Central retinal artery occlusion is blockage of the central retinal artery, usually due to an embolism. Its symptom is sudden, painless, unilateral blindness. Diagnosis is by history and characteristic retinal findings on funduscopy. Decreasing intraocular pressure can be attempted within the first 24 h of occlusion. If patients present within the first few hours of occlusion, some centers catheterize the carotid artery and selectively inject thrombolytic drugs.
Retinal artery occlusion may be due to embolism or thrombosis.
Emboli may come from any of the following:
Giant cell arteritis (see Vasculitis: Giant Cell Arteritis) is another important cause of arterial occlusion.
Occlusion can affect a branch of the retinal artery as well as the central retinal artery.
Neovascularization (abnormal new vessel formation) of the retina or iris (rubeosis iridis) with secondary (neovascular) glaucoma can occur weeks to months after occlusion. Vitreous hemorrhage may result from retinal neovascularization.
Symptoms and Signs
Retinal artery occlusion causes sudden, painless blindness or visual field defect, usually unilaterally.
The pupil may respond poorly to direct light but constricts briskly when the other eye is illuminated (relative afferent pupillary defect). In acute cases, funduscopy discloses a pale, opaque fundus with a red fovea (cherry-red spot). Typically, the arteries are attenuated and may even appear bloodless. An embolic obstruction is sometimes visible. If a major branch is occluded rather than the entire artery, fundus abnormalities and vision loss are limited to that sector of the retina.
Patients who have giant cell arteritis often have headache, a tender and palpable temporal artery, jaw claudication, fatigue, or a combination.
The diagnosis is suspected when a patient has acute, painless vision loss. Funduscopy is usually confirmatory. Fluorescein angiography is often done and shows obstruction clearly.
Once the diagnosis is made, carotid Doppler ultrasonography and echocardiography should be done to locate any embolic source so that further embolization can be prevented.
If giant cell arteritis is suspected, ESR, C-reactive protein, and platelet count are done.
Patients with a branch artery occlusion often maintain good to fair vision, but vision loss is often profound with central artery occlusion, even with treatment. Once retinal infarction occurs (possibly in < 2 h, almost always by 24 h), vision loss is permanent.

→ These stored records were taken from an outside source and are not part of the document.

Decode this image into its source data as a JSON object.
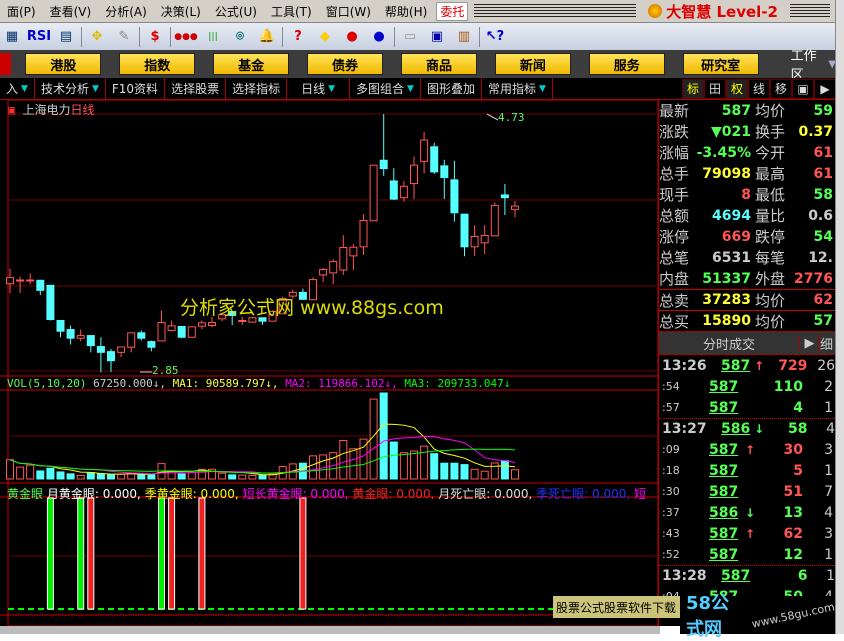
{
  "menu": {
    "items": [
      "面(P)",
      "查看(V)",
      "分析(A)",
      "决策(L)",
      "公式(U)",
      "工具(T)",
      "窗口(W)",
      "帮助(H)"
    ],
    "trade": "委托",
    "logo": "大智慧 Level-2"
  },
  "toolbar": {
    "icons": [
      "chart-icon",
      "rsi-icon",
      "grid-chart-icon",
      "cross-arrows-icon",
      "ruler-icon",
      "dollar-icon",
      "traffic-light-icon",
      "bars-icon",
      "binoculars-icon",
      "bell-icon",
      "question-chart-icon",
      "diamond-icon",
      "red-stock-icon",
      "blue-stock-icon",
      "clipboard-icon",
      "window-icon",
      "books-icon",
      "help-pointer-icon"
    ],
    "rsi": "RSI",
    "dollar": "$"
  },
  "nav": {
    "buttons": [
      "港股",
      "指数",
      "基金",
      "债券",
      "商品",
      "新闻",
      "服务",
      "研究室"
    ],
    "workarea": "工作区"
  },
  "tabs": {
    "items": [
      "入",
      "技术分析",
      "F10资料",
      "选择股票",
      "选择指标",
      "日线",
      "多图组合",
      "图形叠加",
      "常用指标"
    ],
    "right": [
      "标",
      "田",
      "权",
      "线",
      "移",
      "▣",
      "▶"
    ]
  },
  "chart": {
    "stock": "上海电力",
    "period": "日线",
    "high_label": "4.73",
    "low_label": "2.85",
    "watermark": "分析家公式网 www.88gs.com",
    "vol_title": "VOL(5,10,20)",
    "vol_value": "67250.000↓,",
    "ma1": "MA1: 90589.797↓,",
    "ma2": "MA2: 119866.102↓,",
    "ma3": "MA3: 209733.047↓",
    "ind_title": "黄金眼",
    "ind_items": [
      {
        "t": "月黄金眼: 0.000,",
        "c": "#ffffff"
      },
      {
        "t": "季黄金眼: 0.000,",
        "c": "#ffff00"
      },
      {
        "t": "短长黄金眼: 0.000,",
        "c": "#ff00ff"
      },
      {
        "t": "黄金眼: 0.000,",
        "c": "#ff2020"
      },
      {
        "t": "月死亡眼: 0.000,",
        "c": "#dddddd"
      },
      {
        "t": "季死亡眼: 0.000,",
        "c": "#2030ff"
      },
      {
        "t": "短",
        "c": "#ff00ff"
      }
    ]
  },
  "chart_data": {
    "type": "candlestick",
    "price_range": [
      2.85,
      4.73
    ],
    "ohlc": [
      [
        3.493,
        3.603,
        3.425,
        3.537
      ],
      [
        3.52,
        3.545,
        3.425,
        3.52
      ],
      [
        3.52,
        3.567,
        3.49,
        3.52
      ],
      [
        3.518,
        3.52,
        3.41,
        3.445
      ],
      [
        3.481,
        3.481,
        3.225,
        3.232
      ],
      [
        3.225,
        3.225,
        3.103,
        3.147
      ],
      [
        3.159,
        3.188,
        3.05,
        3.096
      ],
      [
        3.096,
        3.159,
        3.074,
        3.115
      ],
      [
        3.115,
        3.115,
        2.993,
        3.042
      ],
      [
        3.035,
        3.103,
        2.847,
        2.993
      ],
      [
        2.998,
        3.018,
        2.85,
        2.932
      ],
      [
        2.993,
        3.032,
        2.957,
        3.032
      ],
      [
        3.03,
        3.135,
        2.993,
        3.135
      ],
      [
        3.135,
        3.152,
        3.079,
        3.096
      ],
      [
        3.071,
        3.079,
        3.0,
        3.03
      ],
      [
        3.076,
        3.298,
        3.076,
        3.21
      ],
      [
        3.152,
        3.225,
        3.147,
        3.186
      ],
      [
        3.181,
        3.181,
        3.096,
        3.103
      ],
      [
        3.103,
        3.179,
        3.103,
        3.179
      ],
      [
        3.184,
        3.225,
        3.162,
        3.208
      ],
      [
        3.188,
        3.25,
        3.176,
        3.21
      ],
      [
        3.237,
        3.28,
        3.22,
        3.267
      ],
      [
        3.291,
        3.291,
        3.191,
        3.262
      ],
      [
        3.225,
        3.25,
        3.193,
        3.225
      ],
      [
        3.213,
        3.25,
        3.21,
        3.245
      ],
      [
        3.245,
        3.245,
        3.193,
        3.22
      ],
      [
        3.22,
        3.3,
        3.22,
        3.291
      ],
      [
        3.274,
        3.4,
        3.274,
        3.385
      ],
      [
        3.403,
        3.45,
        3.385,
        3.43
      ],
      [
        3.43,
        3.457,
        3.379,
        3.379
      ],
      [
        3.376,
        3.54,
        3.376,
        3.523
      ],
      [
        3.557,
        3.608,
        3.506,
        3.596
      ],
      [
        3.572,
        3.671,
        3.489,
        3.654
      ],
      [
        3.593,
        3.847,
        3.557,
        3.757
      ],
      [
        3.696,
        3.781,
        3.591,
        3.759
      ],
      [
        3.762,
        3.998,
        3.703,
        3.954
      ],
      [
        3.952,
        4.357,
        3.95,
        4.357
      ],
      [
        4.393,
        4.73,
        4.279,
        4.332
      ],
      [
        4.242,
        4.335,
        4.103,
        4.11
      ],
      [
        4.12,
        4.242,
        4.091,
        4.203
      ],
      [
        4.223,
        4.42,
        4.11,
        4.357
      ],
      [
        4.385,
        4.6,
        4.296,
        4.54
      ],
      [
        4.491,
        4.52,
        4.293,
        4.308
      ],
      [
        4.352,
        4.396,
        4.11,
        4.267
      ],
      [
        4.25,
        4.389,
        3.945,
        4.01
      ],
      [
        4.0,
        4.0,
        3.693,
        3.762
      ],
      [
        3.762,
        3.92,
        3.696,
        3.837
      ],
      [
        3.791,
        3.92,
        3.708,
        3.845
      ],
      [
        3.842,
        4.086,
        3.842,
        4.064
      ],
      [
        4.14,
        4.22,
        3.994,
        4.12
      ],
      [
        4.035,
        4.096,
        3.976,
        4.059
      ]
    ],
    "volume": [
      139000,
      86000,
      100000,
      58000,
      77000,
      51000,
      37000,
      26000,
      46000,
      39000,
      30000,
      35000,
      39000,
      35000,
      30000,
      111000,
      53000,
      37000,
      49000,
      70000,
      70000,
      42000,
      30000,
      28000,
      26000,
      30000,
      35000,
      90000,
      109000,
      114000,
      167000,
      174000,
      190000,
      278000,
      218000,
      288000,
      577000,
      621000,
      267000,
      190000,
      202000,
      237000,
      183000,
      114000,
      114000,
      104000,
      70000,
      56000,
      116000,
      132000,
      67250
    ],
    "ma_periods": [
      5,
      10,
      20
    ],
    "signals": [
      {
        "i": 4,
        "type": "green"
      },
      {
        "i": 7,
        "type": "green"
      },
      {
        "i": 8,
        "type": "red"
      },
      {
        "i": 15,
        "type": "green"
      },
      {
        "i": 16,
        "type": "red"
      },
      {
        "i": 19,
        "type": "red"
      },
      {
        "i": 29,
        "type": "red"
      }
    ]
  },
  "quote": {
    "rows": [
      {
        "l": "最新",
        "v": "587",
        "vc": "g",
        "l2": "均价",
        "v2": "59",
        "v2c": "g"
      },
      {
        "l": "涨跌",
        "v": "▼021",
        "vc": "g",
        "l2": "换手",
        "v2": "0.37",
        "v2c": "y"
      },
      {
        "l": "涨幅",
        "v": "-3.45%",
        "vc": "g",
        "l2": "今开",
        "v2": "61",
        "v2c": "r"
      },
      {
        "l": "总手",
        "v": "79098",
        "vc": "y",
        "l2": "最高",
        "v2": "61",
        "v2c": "r"
      },
      {
        "l": "现手",
        "v": "8",
        "vc": "r",
        "l2": "最低",
        "v2": "58",
        "v2c": "g"
      },
      {
        "l": "总额",
        "v": "4694",
        "vc": "c",
        "l2": "量比",
        "v2": "0.6",
        "v2c": "w"
      },
      {
        "l": "涨停",
        "v": "669",
        "vc": "r",
        "l2": "跌停",
        "v2": "54",
        "v2c": "g"
      },
      {
        "l": "总笔",
        "v": "6531",
        "vc": "w",
        "l2": "每笔",
        "v2": "12.",
        "v2c": "w"
      },
      {
        "l": "内盘",
        "v": "51337",
        "vc": "g",
        "l2": "外盘",
        "v2": "2776",
        "v2c": "r"
      }
    ],
    "sell": {
      "l": "总卖",
      "v": "37283",
      "l2": "均价",
      "v2": "62"
    },
    "buy": {
      "l": "总买",
      "v": "15890",
      "l2": "均价",
      "v2": "57"
    }
  },
  "trades": {
    "title": "分时成交",
    "detail": "细",
    "rows": [
      {
        "t": "13:26",
        "p": "587",
        "a": "↑",
        "v": "729",
        "vc": "r",
        "n": "26",
        "sep": false
      },
      {
        "t": ":54",
        "p": "587",
        "a": "",
        "v": "110",
        "vc": "g",
        "n": "2",
        "sep": false
      },
      {
        "t": ":57",
        "p": "587",
        "a": "",
        "v": "4",
        "vc": "g",
        "n": "1",
        "sep": false
      },
      {
        "t": "13:27",
        "p": "586",
        "a": "↓",
        "v": "58",
        "vc": "g",
        "n": "4",
        "sep": true
      },
      {
        "t": ":09",
        "p": "587",
        "a": "↑",
        "v": "30",
        "vc": "r",
        "n": "3",
        "sep": false
      },
      {
        "t": ":18",
        "p": "587",
        "a": "",
        "v": "5",
        "vc": "r",
        "n": "1",
        "sep": false
      },
      {
        "t": ":30",
        "p": "587",
        "a": "",
        "v": "51",
        "vc": "r",
        "n": "7",
        "sep": false
      },
      {
        "t": ":37",
        "p": "586",
        "a": "↓",
        "v": "13",
        "vc": "g",
        "n": "4",
        "sep": false
      },
      {
        "t": ":43",
        "p": "587",
        "a": "↑",
        "v": "62",
        "vc": "r",
        "n": "3",
        "sep": false
      },
      {
        "t": ":52",
        "p": "587",
        "a": "",
        "v": "12",
        "vc": "g",
        "n": "1",
        "sep": false
      },
      {
        "t": "13:28",
        "p": "587",
        "a": "",
        "v": "6",
        "vc": "g",
        "n": "1",
        "sep": true
      },
      {
        "t": ":04",
        "p": "587",
        "a": "",
        "v": "50",
        "vc": "g",
        "n": "4",
        "sep": false
      }
    ]
  },
  "ads": {
    "banner": "股票公式股票软件下载",
    "logo": "58公式网",
    "url": "www.58gu.com"
  },
  "colors": {
    "up": "#ff5555",
    "down": "#55ffff",
    "grid": "#6a0000",
    "ma1": "#ffff00",
    "ma2": "#ff00ff",
    "ma3": "#00ff00"
  }
}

Immediate treatment is indicated if occlusion occurred within 24 h of presentation. Reduction of intraocular pressure by ocular hypotensive drugs (eg, topical timolol 0.5%, acetazolamide 500 mg IV or po), intermittent digital massage over the closed eyelid, or anterior chamber paracentesis may dislodge an embolus and allow it to enter a smaller branch of the artery, thus reducing the area of retinal ischemia. Some centers have tried infusing thrombolytics into the carotid artery to dissolve the obstructing clot. Nonetheless, treatments for retinal artery occlusions rarely improve visual acuity. Surgical or laser-mediated embolectomy is available but not commonly done.
Patients with occlusion secondary to temporal arteritis should receive high-dose systemic corticosteroids.
Last full review/revision December 2008 by Sunir J. Garg, MD, FACS